About this exercise: Where the data below has the string "Silver", return the whole line.

(Dataset rows for apps and sites)
============
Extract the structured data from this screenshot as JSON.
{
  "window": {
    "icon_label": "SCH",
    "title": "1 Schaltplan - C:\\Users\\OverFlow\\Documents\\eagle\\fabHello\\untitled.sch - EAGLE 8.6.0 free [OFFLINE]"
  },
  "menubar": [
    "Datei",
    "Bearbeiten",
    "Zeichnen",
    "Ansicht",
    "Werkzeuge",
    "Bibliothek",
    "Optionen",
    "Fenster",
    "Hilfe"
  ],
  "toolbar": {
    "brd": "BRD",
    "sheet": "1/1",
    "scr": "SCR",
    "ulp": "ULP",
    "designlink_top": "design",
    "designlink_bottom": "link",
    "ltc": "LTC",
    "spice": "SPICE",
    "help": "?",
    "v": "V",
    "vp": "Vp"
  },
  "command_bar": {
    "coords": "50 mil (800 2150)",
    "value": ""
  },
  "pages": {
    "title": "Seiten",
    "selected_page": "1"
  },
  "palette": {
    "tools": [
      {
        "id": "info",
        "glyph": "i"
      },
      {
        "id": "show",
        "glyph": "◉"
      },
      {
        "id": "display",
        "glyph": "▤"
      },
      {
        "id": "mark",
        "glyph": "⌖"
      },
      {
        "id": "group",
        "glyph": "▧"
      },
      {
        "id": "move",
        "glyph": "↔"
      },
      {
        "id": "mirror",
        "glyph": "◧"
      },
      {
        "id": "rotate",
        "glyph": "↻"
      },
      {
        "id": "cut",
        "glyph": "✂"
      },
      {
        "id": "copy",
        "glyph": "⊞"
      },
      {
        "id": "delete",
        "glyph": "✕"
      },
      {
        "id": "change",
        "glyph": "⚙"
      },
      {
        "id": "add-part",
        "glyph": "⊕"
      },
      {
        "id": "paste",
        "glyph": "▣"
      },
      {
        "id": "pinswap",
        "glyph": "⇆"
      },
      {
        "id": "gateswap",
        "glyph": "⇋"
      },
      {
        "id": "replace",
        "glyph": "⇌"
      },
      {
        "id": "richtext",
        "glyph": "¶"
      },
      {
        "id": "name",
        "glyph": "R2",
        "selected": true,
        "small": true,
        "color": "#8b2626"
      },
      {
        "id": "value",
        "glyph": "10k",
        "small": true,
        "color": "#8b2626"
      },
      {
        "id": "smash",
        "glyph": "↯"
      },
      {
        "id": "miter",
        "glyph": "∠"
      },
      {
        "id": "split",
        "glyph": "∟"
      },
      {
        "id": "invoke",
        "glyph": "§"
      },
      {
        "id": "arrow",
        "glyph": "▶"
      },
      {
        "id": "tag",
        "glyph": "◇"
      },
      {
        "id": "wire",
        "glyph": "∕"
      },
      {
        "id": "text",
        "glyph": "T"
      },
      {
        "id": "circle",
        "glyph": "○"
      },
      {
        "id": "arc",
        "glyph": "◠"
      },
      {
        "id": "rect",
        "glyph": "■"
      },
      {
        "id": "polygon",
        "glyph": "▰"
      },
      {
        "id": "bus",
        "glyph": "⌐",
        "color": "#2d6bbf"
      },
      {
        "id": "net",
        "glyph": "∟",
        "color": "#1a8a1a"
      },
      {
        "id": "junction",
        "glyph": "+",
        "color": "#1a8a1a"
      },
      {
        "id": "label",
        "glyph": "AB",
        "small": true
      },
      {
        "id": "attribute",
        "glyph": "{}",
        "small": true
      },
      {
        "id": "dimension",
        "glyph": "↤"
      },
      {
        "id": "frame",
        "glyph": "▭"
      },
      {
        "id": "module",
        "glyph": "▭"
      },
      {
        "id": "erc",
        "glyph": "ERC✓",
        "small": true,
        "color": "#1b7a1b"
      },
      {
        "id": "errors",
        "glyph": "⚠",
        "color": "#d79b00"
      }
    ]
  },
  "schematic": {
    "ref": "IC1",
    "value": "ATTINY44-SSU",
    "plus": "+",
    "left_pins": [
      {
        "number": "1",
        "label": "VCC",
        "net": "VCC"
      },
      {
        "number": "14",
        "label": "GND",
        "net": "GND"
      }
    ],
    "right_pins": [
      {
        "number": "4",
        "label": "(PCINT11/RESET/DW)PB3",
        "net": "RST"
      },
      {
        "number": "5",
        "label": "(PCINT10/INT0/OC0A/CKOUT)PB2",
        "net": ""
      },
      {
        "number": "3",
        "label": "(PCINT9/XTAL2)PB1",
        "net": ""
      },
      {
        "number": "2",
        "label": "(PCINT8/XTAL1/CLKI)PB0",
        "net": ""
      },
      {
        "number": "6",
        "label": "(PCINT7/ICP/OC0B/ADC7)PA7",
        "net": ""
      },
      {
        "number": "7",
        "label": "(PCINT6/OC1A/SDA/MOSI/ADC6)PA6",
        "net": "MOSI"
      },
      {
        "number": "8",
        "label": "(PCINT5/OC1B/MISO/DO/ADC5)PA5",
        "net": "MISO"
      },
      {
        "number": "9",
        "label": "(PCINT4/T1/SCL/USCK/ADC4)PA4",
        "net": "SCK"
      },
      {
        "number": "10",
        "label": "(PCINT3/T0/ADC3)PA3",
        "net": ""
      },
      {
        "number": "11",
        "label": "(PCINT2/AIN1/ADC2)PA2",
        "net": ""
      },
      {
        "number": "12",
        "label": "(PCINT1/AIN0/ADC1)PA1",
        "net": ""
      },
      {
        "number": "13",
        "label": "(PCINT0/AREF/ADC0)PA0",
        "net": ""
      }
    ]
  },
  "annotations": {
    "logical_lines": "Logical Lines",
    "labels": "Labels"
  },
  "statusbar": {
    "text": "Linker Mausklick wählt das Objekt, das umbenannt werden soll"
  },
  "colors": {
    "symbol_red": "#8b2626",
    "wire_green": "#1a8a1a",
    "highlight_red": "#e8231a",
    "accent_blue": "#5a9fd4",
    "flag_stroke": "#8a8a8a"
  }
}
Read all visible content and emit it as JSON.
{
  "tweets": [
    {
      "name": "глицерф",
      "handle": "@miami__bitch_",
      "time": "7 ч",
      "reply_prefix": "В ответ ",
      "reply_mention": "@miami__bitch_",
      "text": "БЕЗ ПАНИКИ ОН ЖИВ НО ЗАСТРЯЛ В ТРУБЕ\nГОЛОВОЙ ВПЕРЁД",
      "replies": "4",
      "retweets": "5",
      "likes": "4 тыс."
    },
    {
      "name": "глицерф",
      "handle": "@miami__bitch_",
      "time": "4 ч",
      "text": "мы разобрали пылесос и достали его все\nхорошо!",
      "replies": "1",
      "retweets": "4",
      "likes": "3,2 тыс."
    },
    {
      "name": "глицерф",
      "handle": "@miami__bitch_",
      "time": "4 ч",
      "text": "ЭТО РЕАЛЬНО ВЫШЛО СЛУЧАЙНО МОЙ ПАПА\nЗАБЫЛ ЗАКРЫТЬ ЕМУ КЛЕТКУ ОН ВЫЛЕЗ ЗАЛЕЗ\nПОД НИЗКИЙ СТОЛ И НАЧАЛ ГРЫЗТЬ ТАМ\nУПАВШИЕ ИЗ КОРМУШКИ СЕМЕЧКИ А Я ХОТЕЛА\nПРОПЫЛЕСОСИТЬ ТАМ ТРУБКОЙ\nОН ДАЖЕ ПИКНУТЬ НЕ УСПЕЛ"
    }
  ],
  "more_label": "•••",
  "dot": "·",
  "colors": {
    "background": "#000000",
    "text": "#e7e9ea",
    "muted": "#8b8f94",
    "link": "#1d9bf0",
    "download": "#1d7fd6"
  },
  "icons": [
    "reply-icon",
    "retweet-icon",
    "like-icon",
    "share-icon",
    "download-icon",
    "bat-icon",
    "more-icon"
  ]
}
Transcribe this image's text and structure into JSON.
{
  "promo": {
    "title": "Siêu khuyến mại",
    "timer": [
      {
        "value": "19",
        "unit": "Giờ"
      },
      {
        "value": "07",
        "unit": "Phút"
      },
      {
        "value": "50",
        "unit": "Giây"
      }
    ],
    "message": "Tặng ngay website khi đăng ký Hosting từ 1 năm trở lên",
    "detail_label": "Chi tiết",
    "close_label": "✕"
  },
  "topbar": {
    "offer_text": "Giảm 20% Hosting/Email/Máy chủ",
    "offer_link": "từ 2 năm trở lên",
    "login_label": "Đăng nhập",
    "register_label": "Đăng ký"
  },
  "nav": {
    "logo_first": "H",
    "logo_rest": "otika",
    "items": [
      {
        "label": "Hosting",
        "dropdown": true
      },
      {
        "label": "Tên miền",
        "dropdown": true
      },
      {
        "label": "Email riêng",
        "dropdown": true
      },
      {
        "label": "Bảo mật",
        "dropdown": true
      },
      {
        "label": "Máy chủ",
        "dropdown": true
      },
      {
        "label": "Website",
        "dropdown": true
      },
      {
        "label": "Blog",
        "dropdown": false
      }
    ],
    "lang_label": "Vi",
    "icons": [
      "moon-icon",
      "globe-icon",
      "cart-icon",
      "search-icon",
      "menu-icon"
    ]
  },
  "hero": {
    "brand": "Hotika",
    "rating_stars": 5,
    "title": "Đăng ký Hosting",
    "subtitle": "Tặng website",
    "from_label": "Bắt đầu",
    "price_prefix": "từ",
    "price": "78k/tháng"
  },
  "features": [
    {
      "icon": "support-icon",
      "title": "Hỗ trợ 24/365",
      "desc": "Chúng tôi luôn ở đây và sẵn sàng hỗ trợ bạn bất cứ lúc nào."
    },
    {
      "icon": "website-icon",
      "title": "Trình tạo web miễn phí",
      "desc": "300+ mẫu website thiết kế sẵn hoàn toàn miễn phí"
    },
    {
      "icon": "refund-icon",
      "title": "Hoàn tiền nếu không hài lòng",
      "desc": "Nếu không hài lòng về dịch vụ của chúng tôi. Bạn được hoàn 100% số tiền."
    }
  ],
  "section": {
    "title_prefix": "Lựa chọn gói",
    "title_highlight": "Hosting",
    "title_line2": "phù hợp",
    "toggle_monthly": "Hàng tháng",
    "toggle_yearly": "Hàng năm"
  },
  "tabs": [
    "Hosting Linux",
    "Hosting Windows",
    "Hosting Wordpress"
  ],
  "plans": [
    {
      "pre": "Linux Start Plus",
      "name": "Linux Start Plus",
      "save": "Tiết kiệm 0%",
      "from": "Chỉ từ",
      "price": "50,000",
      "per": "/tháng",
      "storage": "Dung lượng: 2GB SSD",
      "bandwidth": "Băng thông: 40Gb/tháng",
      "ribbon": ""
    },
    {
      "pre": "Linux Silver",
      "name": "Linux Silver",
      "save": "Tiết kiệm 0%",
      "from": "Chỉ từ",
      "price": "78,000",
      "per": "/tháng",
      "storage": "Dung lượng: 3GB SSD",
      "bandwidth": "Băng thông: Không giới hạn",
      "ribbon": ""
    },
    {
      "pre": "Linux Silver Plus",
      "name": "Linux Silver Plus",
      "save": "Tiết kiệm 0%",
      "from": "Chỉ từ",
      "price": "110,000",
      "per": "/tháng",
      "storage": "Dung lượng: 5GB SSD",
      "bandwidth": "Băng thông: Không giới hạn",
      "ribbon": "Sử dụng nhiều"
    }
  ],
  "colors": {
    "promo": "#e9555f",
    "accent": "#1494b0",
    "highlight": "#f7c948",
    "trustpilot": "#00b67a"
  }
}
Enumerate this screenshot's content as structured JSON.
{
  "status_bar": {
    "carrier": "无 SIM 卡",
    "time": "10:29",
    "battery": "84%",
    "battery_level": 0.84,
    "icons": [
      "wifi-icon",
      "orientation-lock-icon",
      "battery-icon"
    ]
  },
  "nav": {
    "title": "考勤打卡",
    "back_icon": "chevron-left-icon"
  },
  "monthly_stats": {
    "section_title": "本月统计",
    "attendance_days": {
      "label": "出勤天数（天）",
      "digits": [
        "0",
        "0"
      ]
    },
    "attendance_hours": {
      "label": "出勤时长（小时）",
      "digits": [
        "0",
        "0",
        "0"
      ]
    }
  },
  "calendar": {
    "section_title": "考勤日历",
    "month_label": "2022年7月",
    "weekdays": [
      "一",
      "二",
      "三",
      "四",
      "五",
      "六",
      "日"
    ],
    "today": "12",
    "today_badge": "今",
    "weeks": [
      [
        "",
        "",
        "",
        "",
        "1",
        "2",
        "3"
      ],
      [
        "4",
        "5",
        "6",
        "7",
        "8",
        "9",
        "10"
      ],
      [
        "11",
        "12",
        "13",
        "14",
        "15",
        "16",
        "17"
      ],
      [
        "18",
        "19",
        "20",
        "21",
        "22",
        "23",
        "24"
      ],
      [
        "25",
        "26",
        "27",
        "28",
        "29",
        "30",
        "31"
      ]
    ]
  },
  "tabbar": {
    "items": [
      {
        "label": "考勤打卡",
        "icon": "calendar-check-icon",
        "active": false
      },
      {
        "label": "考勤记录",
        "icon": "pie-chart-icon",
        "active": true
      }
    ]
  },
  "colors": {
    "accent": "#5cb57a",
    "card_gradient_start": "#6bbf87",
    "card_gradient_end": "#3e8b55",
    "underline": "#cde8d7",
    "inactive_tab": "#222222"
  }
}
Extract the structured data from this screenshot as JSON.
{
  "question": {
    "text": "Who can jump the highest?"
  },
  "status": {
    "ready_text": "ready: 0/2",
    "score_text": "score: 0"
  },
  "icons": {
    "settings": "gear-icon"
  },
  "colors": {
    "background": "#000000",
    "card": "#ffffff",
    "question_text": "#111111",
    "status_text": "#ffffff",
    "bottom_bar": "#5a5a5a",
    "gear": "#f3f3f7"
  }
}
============
Solution for this problem:
      "pre": "Linux Silver",
      "name": "Linux Silver",
      "pre": "Linux Silver Plus",
      "name": "Linux Silver Plus",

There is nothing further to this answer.